Night at the Crossroads

Director: Jean Renoir
Year: 1932
Rating: 5.5
Country: France

Night at the Crossroads (La nuit du carrefour) in 1932 is I believe the first adaptation of an Inspector Maigret novel from Georges Simenon. The Yellow Dog was released later the same year and A Man's Neck was released the following year. Simenon and Maigret were all the rage with Simenon having published 10 of his novels in 1931. Maigret would of course remain the quintessential French policeman for the next 90 years with more films (including a recent TV film of this book starring Rowan Atkinson) and a few TV series.

This film also has the distinction of being directed by Jean Renoir. This was an early film for Renoir, but later in the same year he directed the classic Bondu Saved from Drowning and over the next decade a few more films considered among the greatest - The Grand Illusion, The Rules of the Game, Le Bete Humaine and The Lower Depths. So it is interesting to see how he handles a basic crime story. Godard of all people said ""Renoir's most mysterious film "and "the only great French detective movie--in fact, the greatest of all adventure movies". Well. Not really. Mysterious primarily because so much of it takes place in the night that it gets very confusing. If I hadn't seen the Atkinson version recently I think I might have been totally lost. I expect the print may have partially been the culprit for this as so much of it is murky.

Maigret (played by Renoir's brother Pierre Renoir who appeared in a few of his brother's other films but had a fine career on his own) is called in to a murder out in the countryside near a crossroad. A man has been found shot to death in a car that has been parked in someone's garage. He is a diamond merchant and his jewelry has been stolen. Though it looks like a simple case it is far from it as Maigret has to unwind the past lives of a couple, the man next door and a garage that seems to be up to more than filling gas. Throw in a femme fatale (the ravishing Winna Winifried who unfortunately was to go on and only appear in a few more films) with a baby voice but a woman's wiles.

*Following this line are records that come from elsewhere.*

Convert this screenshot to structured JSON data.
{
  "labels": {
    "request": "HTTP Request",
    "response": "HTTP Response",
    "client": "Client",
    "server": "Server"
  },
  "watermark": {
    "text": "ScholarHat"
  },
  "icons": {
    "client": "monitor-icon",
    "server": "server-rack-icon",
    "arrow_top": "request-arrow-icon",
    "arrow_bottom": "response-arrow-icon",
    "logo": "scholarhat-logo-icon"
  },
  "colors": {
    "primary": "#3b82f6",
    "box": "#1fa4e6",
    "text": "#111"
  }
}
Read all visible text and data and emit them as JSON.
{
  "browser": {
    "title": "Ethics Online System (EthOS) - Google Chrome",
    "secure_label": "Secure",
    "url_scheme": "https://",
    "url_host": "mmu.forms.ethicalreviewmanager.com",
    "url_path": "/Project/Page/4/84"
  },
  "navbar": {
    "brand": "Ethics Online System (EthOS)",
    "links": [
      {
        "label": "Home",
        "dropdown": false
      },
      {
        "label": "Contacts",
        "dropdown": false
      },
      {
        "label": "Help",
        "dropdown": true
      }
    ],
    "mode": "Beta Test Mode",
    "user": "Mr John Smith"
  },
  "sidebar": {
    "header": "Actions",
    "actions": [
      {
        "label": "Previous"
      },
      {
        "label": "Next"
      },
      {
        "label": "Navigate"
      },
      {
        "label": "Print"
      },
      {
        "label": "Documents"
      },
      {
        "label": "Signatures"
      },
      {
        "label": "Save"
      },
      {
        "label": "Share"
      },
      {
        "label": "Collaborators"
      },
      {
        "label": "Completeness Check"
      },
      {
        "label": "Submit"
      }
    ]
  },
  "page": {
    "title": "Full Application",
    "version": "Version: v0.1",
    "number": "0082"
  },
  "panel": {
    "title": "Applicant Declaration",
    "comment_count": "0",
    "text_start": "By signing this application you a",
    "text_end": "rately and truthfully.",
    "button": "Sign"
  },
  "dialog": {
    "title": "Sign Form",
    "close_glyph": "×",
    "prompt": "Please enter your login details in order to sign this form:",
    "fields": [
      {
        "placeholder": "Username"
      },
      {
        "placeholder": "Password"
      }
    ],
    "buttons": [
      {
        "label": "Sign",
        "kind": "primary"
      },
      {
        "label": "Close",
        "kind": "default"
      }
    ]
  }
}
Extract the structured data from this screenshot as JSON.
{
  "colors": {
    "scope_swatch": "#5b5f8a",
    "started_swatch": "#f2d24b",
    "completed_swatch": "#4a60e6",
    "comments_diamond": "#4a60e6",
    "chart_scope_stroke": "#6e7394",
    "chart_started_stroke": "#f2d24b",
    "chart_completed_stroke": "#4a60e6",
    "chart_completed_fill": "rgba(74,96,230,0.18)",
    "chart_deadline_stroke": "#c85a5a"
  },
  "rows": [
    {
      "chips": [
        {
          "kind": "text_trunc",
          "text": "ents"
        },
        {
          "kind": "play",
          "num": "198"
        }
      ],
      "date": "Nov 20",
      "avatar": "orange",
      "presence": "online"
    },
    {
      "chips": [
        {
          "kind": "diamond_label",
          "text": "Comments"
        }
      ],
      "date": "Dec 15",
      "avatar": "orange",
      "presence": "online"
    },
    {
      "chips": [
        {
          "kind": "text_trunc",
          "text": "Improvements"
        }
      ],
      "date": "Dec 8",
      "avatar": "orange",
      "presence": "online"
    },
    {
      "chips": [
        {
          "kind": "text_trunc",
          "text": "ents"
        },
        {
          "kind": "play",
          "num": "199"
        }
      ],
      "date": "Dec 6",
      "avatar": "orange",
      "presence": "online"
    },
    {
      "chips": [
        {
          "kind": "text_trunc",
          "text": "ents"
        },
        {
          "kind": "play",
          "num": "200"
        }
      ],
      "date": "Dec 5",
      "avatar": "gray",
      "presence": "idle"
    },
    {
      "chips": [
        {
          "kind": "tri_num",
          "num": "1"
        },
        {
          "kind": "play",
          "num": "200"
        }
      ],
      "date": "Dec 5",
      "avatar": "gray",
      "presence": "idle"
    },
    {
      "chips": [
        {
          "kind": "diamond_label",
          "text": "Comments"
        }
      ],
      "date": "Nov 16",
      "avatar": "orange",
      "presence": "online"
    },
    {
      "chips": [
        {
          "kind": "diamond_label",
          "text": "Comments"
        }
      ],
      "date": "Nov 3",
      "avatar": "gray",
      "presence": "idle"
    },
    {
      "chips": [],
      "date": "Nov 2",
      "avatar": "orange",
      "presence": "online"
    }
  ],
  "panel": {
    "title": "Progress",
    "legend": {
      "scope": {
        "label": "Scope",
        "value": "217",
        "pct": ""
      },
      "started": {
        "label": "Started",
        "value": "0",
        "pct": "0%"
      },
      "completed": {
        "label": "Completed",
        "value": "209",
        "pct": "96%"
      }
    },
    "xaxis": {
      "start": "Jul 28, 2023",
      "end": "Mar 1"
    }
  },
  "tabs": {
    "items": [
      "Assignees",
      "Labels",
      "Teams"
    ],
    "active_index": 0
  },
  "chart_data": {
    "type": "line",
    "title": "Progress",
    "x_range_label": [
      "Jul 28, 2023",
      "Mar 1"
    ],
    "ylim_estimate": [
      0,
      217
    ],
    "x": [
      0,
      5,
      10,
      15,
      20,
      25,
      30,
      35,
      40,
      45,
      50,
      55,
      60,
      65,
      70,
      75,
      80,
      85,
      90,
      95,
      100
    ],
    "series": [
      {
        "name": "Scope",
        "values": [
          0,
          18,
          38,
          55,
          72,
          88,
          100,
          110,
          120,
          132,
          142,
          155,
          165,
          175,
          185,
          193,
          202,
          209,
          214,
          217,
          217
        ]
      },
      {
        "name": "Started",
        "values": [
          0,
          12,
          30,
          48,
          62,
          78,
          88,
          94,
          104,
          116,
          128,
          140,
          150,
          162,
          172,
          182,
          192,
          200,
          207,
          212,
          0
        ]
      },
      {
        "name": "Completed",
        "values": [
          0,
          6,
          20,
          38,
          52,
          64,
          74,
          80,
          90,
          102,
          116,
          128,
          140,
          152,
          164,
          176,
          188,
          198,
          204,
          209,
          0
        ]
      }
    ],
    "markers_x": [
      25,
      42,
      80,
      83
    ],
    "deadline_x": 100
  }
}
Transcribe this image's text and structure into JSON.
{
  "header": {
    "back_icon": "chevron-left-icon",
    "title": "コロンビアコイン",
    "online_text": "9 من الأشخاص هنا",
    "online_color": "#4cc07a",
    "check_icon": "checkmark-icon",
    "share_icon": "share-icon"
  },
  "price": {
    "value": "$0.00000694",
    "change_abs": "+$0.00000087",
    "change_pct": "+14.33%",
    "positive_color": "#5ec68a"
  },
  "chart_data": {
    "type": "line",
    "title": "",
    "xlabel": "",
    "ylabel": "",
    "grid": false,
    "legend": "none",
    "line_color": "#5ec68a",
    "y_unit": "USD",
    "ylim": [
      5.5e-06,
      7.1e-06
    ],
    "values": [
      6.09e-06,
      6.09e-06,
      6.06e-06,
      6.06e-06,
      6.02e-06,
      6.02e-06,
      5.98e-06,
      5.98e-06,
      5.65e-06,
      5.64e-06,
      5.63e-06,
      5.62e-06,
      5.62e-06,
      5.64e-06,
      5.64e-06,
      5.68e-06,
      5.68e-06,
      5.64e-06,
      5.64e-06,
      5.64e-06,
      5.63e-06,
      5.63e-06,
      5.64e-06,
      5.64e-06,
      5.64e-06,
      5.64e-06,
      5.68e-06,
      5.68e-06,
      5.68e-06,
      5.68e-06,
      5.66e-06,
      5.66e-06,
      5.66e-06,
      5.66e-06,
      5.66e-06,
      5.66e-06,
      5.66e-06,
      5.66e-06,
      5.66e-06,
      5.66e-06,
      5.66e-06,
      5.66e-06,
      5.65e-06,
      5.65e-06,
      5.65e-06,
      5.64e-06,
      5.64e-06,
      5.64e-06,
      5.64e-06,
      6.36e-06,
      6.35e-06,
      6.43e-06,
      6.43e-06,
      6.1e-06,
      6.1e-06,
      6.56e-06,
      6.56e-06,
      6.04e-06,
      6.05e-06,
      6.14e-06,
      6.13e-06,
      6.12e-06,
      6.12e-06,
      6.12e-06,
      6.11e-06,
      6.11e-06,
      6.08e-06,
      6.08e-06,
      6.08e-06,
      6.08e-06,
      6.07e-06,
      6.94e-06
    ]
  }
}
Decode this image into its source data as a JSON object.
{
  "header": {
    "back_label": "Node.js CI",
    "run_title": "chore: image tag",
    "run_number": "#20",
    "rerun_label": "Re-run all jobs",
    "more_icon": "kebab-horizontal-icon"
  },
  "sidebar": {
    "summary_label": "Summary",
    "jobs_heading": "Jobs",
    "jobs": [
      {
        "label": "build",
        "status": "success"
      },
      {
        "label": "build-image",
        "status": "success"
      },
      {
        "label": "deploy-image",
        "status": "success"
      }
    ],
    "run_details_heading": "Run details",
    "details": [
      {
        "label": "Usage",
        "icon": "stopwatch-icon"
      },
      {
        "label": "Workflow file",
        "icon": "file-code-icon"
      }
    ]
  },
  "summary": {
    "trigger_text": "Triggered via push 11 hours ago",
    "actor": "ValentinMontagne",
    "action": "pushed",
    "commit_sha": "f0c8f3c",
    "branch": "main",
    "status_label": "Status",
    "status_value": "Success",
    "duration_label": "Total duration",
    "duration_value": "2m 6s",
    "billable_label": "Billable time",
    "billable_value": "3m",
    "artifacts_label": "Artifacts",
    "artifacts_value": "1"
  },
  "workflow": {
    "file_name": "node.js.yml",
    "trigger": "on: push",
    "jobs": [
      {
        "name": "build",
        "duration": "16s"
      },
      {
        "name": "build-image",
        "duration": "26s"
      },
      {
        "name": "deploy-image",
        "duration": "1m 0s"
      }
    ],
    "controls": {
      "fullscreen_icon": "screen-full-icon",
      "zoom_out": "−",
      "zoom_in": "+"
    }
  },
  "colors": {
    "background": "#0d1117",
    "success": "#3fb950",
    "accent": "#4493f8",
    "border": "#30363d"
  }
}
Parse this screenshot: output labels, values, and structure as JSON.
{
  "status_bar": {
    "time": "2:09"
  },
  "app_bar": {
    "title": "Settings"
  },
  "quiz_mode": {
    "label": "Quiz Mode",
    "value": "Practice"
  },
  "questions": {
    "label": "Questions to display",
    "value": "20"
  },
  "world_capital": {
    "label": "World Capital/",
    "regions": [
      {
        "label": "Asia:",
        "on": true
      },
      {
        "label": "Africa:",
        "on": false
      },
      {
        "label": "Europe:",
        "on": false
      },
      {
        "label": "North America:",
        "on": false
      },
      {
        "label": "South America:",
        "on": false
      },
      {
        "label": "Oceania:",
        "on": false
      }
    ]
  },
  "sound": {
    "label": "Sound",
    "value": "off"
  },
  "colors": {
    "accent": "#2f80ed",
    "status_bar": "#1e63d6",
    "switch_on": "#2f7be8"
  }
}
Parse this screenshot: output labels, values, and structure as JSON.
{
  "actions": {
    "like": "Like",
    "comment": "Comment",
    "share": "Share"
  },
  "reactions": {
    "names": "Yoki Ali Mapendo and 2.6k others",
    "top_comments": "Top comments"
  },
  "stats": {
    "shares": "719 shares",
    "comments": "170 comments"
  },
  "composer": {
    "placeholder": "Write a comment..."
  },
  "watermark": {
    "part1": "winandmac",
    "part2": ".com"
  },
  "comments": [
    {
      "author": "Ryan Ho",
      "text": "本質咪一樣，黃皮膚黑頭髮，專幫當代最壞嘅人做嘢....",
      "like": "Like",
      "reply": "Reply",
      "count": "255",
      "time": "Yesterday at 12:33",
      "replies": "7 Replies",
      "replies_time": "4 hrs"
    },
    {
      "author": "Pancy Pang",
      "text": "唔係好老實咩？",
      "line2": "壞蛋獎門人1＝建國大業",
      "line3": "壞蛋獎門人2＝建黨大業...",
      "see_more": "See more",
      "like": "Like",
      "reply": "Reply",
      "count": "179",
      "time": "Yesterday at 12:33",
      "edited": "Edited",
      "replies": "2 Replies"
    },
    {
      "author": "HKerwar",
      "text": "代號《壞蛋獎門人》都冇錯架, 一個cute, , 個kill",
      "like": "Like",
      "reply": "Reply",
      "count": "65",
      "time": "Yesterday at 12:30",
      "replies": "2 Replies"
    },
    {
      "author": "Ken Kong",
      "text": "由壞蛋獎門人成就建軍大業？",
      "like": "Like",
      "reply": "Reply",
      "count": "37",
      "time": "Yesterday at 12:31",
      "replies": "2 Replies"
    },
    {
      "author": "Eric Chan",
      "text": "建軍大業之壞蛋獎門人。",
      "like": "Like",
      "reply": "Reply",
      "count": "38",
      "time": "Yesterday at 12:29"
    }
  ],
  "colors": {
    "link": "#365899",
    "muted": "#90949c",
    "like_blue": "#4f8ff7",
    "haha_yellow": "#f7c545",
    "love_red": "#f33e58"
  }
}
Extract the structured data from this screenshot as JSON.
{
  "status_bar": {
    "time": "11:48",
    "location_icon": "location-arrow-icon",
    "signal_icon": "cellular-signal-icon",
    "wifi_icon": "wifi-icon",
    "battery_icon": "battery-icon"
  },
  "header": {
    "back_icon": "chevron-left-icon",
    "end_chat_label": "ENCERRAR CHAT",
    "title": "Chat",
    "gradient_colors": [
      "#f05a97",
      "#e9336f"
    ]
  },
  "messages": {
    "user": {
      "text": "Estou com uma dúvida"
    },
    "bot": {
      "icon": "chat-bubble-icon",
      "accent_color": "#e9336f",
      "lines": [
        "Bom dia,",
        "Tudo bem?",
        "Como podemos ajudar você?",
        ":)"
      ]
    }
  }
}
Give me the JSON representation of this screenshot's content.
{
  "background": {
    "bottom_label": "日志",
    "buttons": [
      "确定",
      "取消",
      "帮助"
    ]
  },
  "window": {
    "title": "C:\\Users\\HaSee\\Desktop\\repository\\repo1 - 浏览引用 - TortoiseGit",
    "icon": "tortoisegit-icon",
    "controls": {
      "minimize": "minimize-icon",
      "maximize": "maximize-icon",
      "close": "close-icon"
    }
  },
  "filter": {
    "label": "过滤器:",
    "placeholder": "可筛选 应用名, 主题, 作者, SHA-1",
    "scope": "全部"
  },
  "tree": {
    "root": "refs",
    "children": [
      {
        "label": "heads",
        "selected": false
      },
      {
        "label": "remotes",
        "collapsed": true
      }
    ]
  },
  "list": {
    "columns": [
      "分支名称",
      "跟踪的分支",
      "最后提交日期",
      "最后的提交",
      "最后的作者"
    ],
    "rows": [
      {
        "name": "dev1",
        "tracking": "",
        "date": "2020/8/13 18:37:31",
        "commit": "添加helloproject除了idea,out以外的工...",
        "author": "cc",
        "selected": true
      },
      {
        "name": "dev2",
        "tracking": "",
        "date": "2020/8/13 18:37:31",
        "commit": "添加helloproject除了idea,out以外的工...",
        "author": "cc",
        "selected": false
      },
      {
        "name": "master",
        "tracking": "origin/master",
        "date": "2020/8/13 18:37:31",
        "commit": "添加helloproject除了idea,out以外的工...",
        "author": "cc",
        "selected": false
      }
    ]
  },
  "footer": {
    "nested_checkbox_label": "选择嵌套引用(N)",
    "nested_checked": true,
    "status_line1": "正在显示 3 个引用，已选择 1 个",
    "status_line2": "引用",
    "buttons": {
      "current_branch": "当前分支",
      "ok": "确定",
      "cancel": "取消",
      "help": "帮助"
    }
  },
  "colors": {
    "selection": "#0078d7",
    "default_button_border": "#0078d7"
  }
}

Other than just the darkness, the lingering fog and the dismal rain that falls all the time, events move so quickly in a 75 minute film that needed about 30 minutes more with so many characters flying through the sets that I had no idea how Maigret solves all this. I read the book years ago and recall it being much more sedate and patient in its resolution. I read though unsure of the accuracy that a reel has been lost which would seem about right.